* [WORK TO COMPLETE]:
Output the records exactly as they appear, with no pictures included.

* [Items from an interface collection]:
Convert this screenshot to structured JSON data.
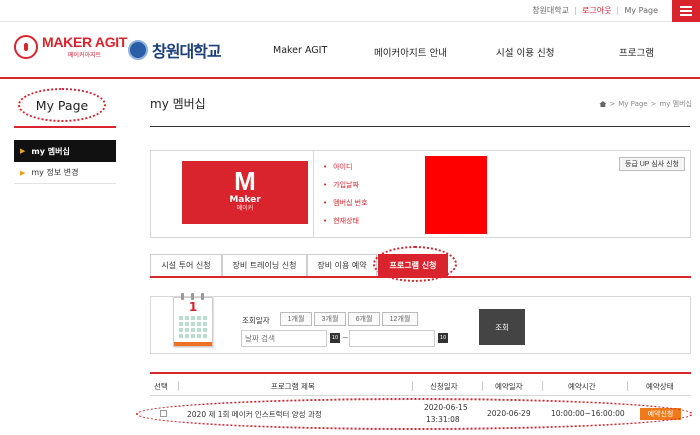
{
  "topbar": {
    "links": [
      "창원대학교",
      "로그아웃",
      "My Page"
    ]
  },
  "header": {
    "logo_maker_title": "MAKER AGIT",
    "logo_maker_sub": "메이커아지트",
    "logo_university": "창원대학교",
    "nav": [
      "Maker AGIT",
      "메이커아지트 안내",
      "시설 이용 신청",
      "프로그램"
    ]
  },
  "sidebar": {
    "title": "My Page",
    "items": [
      {
        "label": "my 멤버십",
        "active": true
      },
      {
        "label": "my 정보 변경",
        "active": false
      }
    ]
  },
  "content": {
    "title": "my 멤버십",
    "breadcrumb": [
      "My Page",
      "my 멤버십"
    ]
  },
  "membership": {
    "card_letter": "M",
    "card_name": "Maker",
    "card_sub": "메이커",
    "fields": [
      "아이디",
      "가입날짜",
      "멤버십 번호",
      "현재상태"
    ],
    "upgrade_label": "등급 UP 심사 신청"
  },
  "tabs": [
    {
      "label": "시설 투어 신청",
      "active": false
    },
    {
      "label": "장비 트레이닝 신청",
      "active": false
    },
    {
      "label": "장비 이용 예약",
      "active": false
    },
    {
      "label": "프로그램 신청",
      "active": true
    }
  ],
  "search": {
    "calendar_day": "1",
    "label": "조회일자",
    "periods": [
      "1개월",
      "3개월",
      "6개월",
      "12개월"
    ],
    "start_placeholder": "날짜 검색",
    "end_placeholder": "",
    "calendar_button": "10",
    "tilde": "~",
    "submit_label": "조회"
  },
  "table": {
    "headers": [
      "선택",
      "프로그램 제목",
      "신청일자",
      "예약일자",
      "예약시간",
      "예약상태"
    ],
    "rows": [
      {
        "title": "2020 제 1회 메이커 인스트럭터 양성 과정",
        "applied_date": "2020-06-15",
        "applied_time": "13:31:08",
        "reserved_date": "2020-06-29",
        "reserved_time": "10:00:00~16:00:00",
        "status": "예약신청"
      }
    ]
  },
  "colors": {
    "accent": "#d9232d",
    "status_badge": "#f07a1a",
    "redacted": "#ff0000"
  }
}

* [RESPONSE]:
Convert this screenshot to structured JSON data.
{
  "topbar": {
    "links": [
      "창원대학교",
      "로그아웃",
      "My Page"
    ]
  },
  "header": {
    "logo_maker_title": "MAKER AGIT",
    "logo_maker_sub": "메이커아지트",
    "logo_university": "창원대학교",
    "nav": [
      "Maker AGIT",
      "메이커아지트 안내",
      "시설 이용 신청",
      "프로그램"
    ]
  },
  "sidebar": {
    "title": "My Page",
    "items": [
      {
        "label": "my 멤버십",
        "active": true
      },
      {
        "label": "my 정보 변경",
        "active": false
      }
    ]
  },
  "content": {
    "title": "my 멤버십",
    "breadcrumb": [
      "My Page",
      "my 멤버십"
    ]
  },
  "membership": {
    "card_letter": "M",
    "card_name": "Maker",
    "card_sub": "메이커",
    "fields": [
      "아이디",
      "가입날짜",
      "멤버십 번호",
      "현재상태"
    ],
    "upgrade_label": "등급 UP 심사 신청"
  },
  "tabs": [
    {
      "label": "시설 투어 신청",
      "active": false
    },
    {
      "label": "장비 트레이닝 신청",
      "active": false
    },
    {
      "label": "장비 이용 예약",
      "active": false
    },
    {
      "label": "프로그램 신청",
      "active": true
    }
  ],
  "search": {
    "calendar_day": "1",
    "label": "조회일자",
    "periods": [
      "1개월",
      "3개월",
      "6개월",
      "12개월"
    ],
    "start_placeholder": "날짜 검색",
    "end_placeholder": "",
    "calendar_button": "10",
    "tilde": "~",
    "submit_label": "조회"
  },
  "table": {
    "headers": [
      "선택",
      "프로그램 제목",
      "신청일자",
      "예약일자",
      "예약시간",
      "예약상태"
    ],
    "rows": [
      {
        "title": "2020 제 1회 메이커 인스트럭터 양성 과정",
        "applied_date": "2020-06-15",
        "applied_time": "13:31:08",
        "reserved_date": "2020-06-29",
        "reserved_time": "10:00:00~16:00:00",
        "status": "예약신청"
      }
    ]
  },
  "colors": {
    "accent": "#d9232d",
    "status_badge": "#f07a1a",
    "redacted": "#ff0000"
  }
}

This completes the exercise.